By Ed Brock
Ola Dooley isn't going to be fooled by anyone.
The 79-year-old Forest Park resident knows to be wary of complicated investment schemes, phony charities and other scams.
"We just don't give out anything and we have a restricted phone line," Dooley said. "We work hard for our money and we just try to invest it where it's secure."
Dooley is a member of Forest Park's Triad, an organization that brings senior citizens together with public safety officers. The seniors learn how to protect themselves and public safety officers learn how to help the seniors. Georgia Secretary of State Cathy Cox recently spoke to the group about the many scams targeting seniors. Dooley was familiar with some of the scams mentioned by Cox like luring seniors into complicated investment schemes.

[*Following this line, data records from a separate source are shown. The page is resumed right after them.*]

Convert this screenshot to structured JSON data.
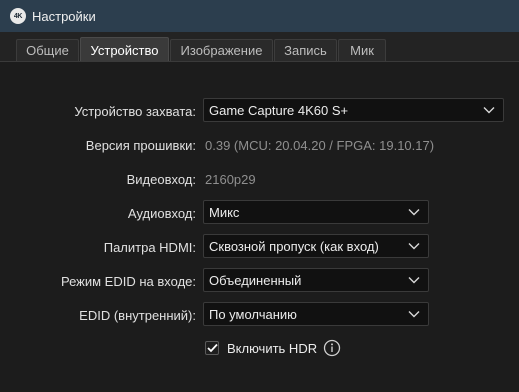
{
  "window": {
    "app_icon_text": "4K",
    "title": "Настройки"
  },
  "tabs": [
    {
      "label": "Общие"
    },
    {
      "label": "Устройство"
    },
    {
      "label": "Изображение"
    },
    {
      "label": "Запись"
    },
    {
      "label": "Мик"
    }
  ],
  "active_tab": "Устройство",
  "form": {
    "capture_device": {
      "label": "Устройство захвата:",
      "value": "Game Capture 4K60 S+"
    },
    "firmware": {
      "label": "Версия прошивки:",
      "value": "0.39 (MCU: 20.04.20 / FPGA: 19.10.17)"
    },
    "video_input": {
      "label": "Видеовход:",
      "value": "2160p29"
    },
    "audio_input": {
      "label": "Аудиовход:",
      "value": "Микс"
    },
    "hdmi_palette": {
      "label": "Палитра HDMI:",
      "value": "Сквозной пропуск (как вход)"
    },
    "edid_mode": {
      "label": "Режим EDID на входе:",
      "value": "Объединенный"
    },
    "edid_internal": {
      "label": "EDID (внутренний):",
      "value": "По умолчанию"
    },
    "hdr": {
      "label": "Включить HDR",
      "checked": true
    }
  },
  "colors": {
    "titlebar": "#2c3e4e",
    "background": "#1c1c1c",
    "combo_bg": "#111111",
    "value_muted": "#8f8f8f"
  }
}
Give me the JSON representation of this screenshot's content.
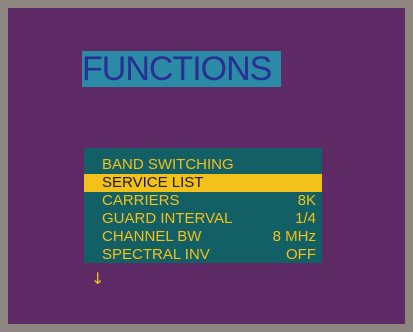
{
  "title": "FUNCTIONS",
  "menu": {
    "items": [
      {
        "label": "BAND SWITCHING",
        "value": "",
        "selected": false
      },
      {
        "label": "SERVICE LIST",
        "value": "",
        "selected": true
      },
      {
        "label": "CARRIERS",
        "value": "8K",
        "selected": false
      },
      {
        "label": "GUARD INTERVAL",
        "value": "1/4",
        "selected": false
      },
      {
        "label": "CHANNEL BW",
        "value": "8 MHz",
        "selected": false
      },
      {
        "label": "SPECTRAL INV",
        "value": "OFF",
        "selected": false
      }
    ]
  },
  "scroll_indicator": {
    "icon": "arrow-down-icon"
  },
  "colors": {
    "background": "#5e2b66",
    "title_bg": "#2b8aa6",
    "title_text": "#2a2f94",
    "menu_bg": "#135f66",
    "menu_text": "#f2c11a",
    "selection_bg": "#f2c11a",
    "selection_text": "#1a1a1a"
  }
}
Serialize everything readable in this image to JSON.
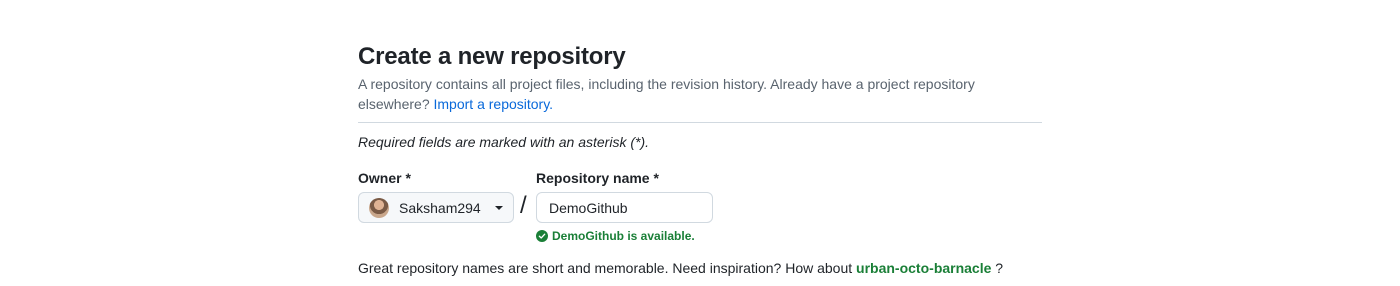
{
  "page": {
    "title": "Create a new repository",
    "description": "A repository contains all project files, including the revision history. Already have a project repository elsewhere?",
    "import_link": "Import a repository.",
    "required_note": "Required fields are marked with an asterisk (*)."
  },
  "form": {
    "owner_label": "Owner *",
    "owner_value": "Saksham294",
    "separator": "/",
    "repo_label": "Repository name *",
    "repo_value": "DemoGithub",
    "availability": "DemoGithub is available."
  },
  "suggestion": {
    "prefix": "Great repository names are short and memorable. Need inspiration? How about",
    "name": "urban-octo-barnacle",
    "suffix": "?"
  },
  "colors": {
    "link": "#0969da",
    "success": "#1a7f37",
    "border": "#d1d9e0"
  },
  "icons": {
    "owner_avatar": "avatar",
    "owner_dropdown": "caret-down-icon",
    "availability": "check-circle-icon"
  }
}
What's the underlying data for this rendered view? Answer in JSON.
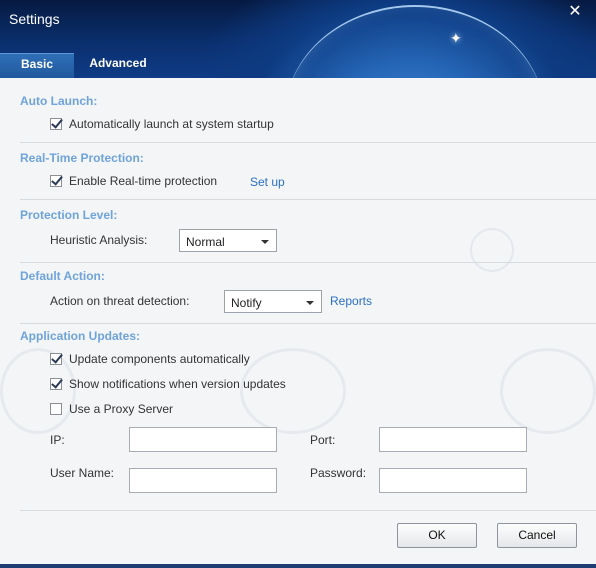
{
  "window": {
    "title": "Settings",
    "close_symbol": "✕"
  },
  "tabs": [
    {
      "label": "Basic",
      "active": true
    },
    {
      "label": "Advanced",
      "active": false
    }
  ],
  "auto_launch": {
    "title": "Auto Launch:",
    "startup": {
      "label": "Automatically launch at system startup",
      "checked": true
    }
  },
  "realtime": {
    "title": "Real-Time Protection:",
    "enable": {
      "label": "Enable Real-time protection",
      "checked": true
    },
    "setup_link": "Set up"
  },
  "protection_level": {
    "title": "Protection Level:",
    "heuristic_label": "Heuristic Analysis:",
    "heuristic_value": "Normal"
  },
  "default_action": {
    "title": "Default Action:",
    "threat_label": "Action on threat detection:",
    "threat_value": "Notify",
    "reports_link": "Reports"
  },
  "updates": {
    "title": "Application Updates:",
    "auto_update": {
      "label": "Update components automatically",
      "checked": true
    },
    "notify": {
      "label": "Show notifications when version updates",
      "checked": true
    },
    "proxy": {
      "label": "Use a Proxy Server",
      "checked": false
    },
    "ip_label": "IP:",
    "ip_value": "",
    "port_label": "Port:",
    "port_value": "",
    "user_label": "User Name:",
    "user_value": "",
    "password_label": "Password:",
    "password_value": ""
  },
  "buttons": {
    "ok": "OK",
    "cancel": "Cancel"
  },
  "colors": {
    "section_title": "#6fa3db",
    "link": "#2a6fc2",
    "header_bg": "#0b2f6e",
    "content_bg": "#f3f5f7"
  }
}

Several conditions in society, including volatile stock markets, record low interest rates, rising health care costs, and increasing life expectancy are combining to form a "perfect storm" for the victimization of seniors, she said.
"All of these have created a perfect opportunity for the back-alley con-artists to come out of the back alley and come right down Main Street to where you live," Cox said.
These con artists try to convince their victims to sell their legitimate stocks and bonds in order to buy useless short-term promissory notes, often urging them not to tell their children about what they are doing.
The people perpetrating these frauds are often someone the victim trusts, someone they know from church or even a trusted insurance sales person, leading to the term "affinity fraud." In one case cited by Cox, the mayor of a small town used his position to fool several people into bad investments.
Also, scams related to the war in Iraq are also becoming popular, Cox said. She warned Triad members to be wary of phone calls and e-mails regarding charities that claim they are supporting rebuilding efforts in the war-torn country.
Cox urged the crowd not to be "courtesy victims" by continuing to talk to phone solicitors who are not legitimate.
"You have to be on guard where your money is concerned," Cox said.
One common scam in the Forest Park area is overcharging for services rendered such as yard work, Forest Park police Capt. Chris Matson said.
"They say they can do it for a certain amount and then afterward they say it took a lot longer than I expected and instead of $50 it's going to cost $500," Matson said. "We're pretty fortunate that we have some well educated seniors on avoiding scams."
The county police department has dealt with similar crimes, Capt. Jeff Turner said.
"One woman paid up front to have her house painted and services were never rendered," Turner said.
While most people who are contracting for remodeling work on their homes ask questions like "How long will it take?" and "How much will it cost?" the National Association of the Remodeling Industry urges them to ask other questions as well. For example, one should ask how long the company has been in business, how many projects they have performed that were similar to the one the person is contracting them to do and if they are licensed and certified.
Cox said her office offers information on charitable organizations (they are required to register with the state) and possible investment fraud. Call (404) 656-3920 or go to www.sos.state.ga.us for information on those matters.